Interpretation & Findings

With archival research, on-site investigations, and laboratory analysis, a compilation of our research is prepared and presented to the pastor, building committee, and/or parish.

From photos of the church we are able to get a cohesive idea of what the original decoration and paintings looked like, through the onsite paint analysis we are able to connect the photos to these “windows” into the original decoration, and by analyzing the samples we match and mix paint colors to the original.

Now that there is a basic understanding of how the church might have looked the pastor and the building committee can visually understand that the decorative painting revealed is typical of the Gothic churches, unlike white walls. In the case of the Basilica, the walls were heavily decorated with numerous patterns and stencil designs throughout the church. Different symbolism in the church’s original design communicates imagery of the Gospel Writers, motifs honoring Christ and Mary and a strong masculine color palette for the church’s patron, St. John the Evangelist.

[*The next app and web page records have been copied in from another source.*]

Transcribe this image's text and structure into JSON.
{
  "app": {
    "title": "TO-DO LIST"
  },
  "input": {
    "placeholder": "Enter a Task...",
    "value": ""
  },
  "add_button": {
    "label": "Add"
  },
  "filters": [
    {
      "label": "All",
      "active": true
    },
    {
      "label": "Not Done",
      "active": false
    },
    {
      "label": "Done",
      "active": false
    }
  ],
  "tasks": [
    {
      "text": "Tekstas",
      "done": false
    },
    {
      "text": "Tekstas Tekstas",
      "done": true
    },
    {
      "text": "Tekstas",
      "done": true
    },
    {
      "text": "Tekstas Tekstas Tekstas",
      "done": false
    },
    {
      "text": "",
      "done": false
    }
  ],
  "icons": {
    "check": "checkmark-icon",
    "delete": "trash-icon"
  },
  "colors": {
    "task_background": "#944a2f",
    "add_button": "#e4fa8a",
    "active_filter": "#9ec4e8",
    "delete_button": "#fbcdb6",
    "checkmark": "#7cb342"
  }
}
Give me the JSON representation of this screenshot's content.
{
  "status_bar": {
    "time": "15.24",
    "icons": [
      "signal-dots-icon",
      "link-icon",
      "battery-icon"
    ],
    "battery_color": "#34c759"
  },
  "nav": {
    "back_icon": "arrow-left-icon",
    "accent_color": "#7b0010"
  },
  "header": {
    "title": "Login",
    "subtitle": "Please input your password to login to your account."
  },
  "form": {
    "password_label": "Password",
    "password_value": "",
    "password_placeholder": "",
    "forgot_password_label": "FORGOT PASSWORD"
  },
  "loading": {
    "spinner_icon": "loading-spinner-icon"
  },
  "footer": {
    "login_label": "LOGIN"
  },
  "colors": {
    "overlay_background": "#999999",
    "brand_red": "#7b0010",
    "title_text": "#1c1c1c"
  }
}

With the information compiled from the paint analysis at the Basilica of St. John the Evangelist, the designs were recreated and the colors were matched to the original designs uncovered. The photo above shows the interior today, an incredible church, properly decorated to support the architecture but it all began with curiosity and a little investigation to see what was and what could be. Read & See More about the Basilica of St. John the Evangelist.

 
 

The decorative arts must grow out of and compliment the architecture. That being said the designs within a church should reflect the time it was built, take into consideration the present age in which it is being decorated, and look towards the future to create a design that will stand the test of time. Ecclesiastical decoration should possess the most perfect proportion and harmony as to reflect the perfection of the Divine. With the information collected, there are numerous design possibilities: reinstating the original or developing a new paint campaign based on the original however, we must remember that the design must simultaneously acknowledge the history of the parish, support the architecture, illustrate the Liturgy and endure for generations to come.

 
Grace Moran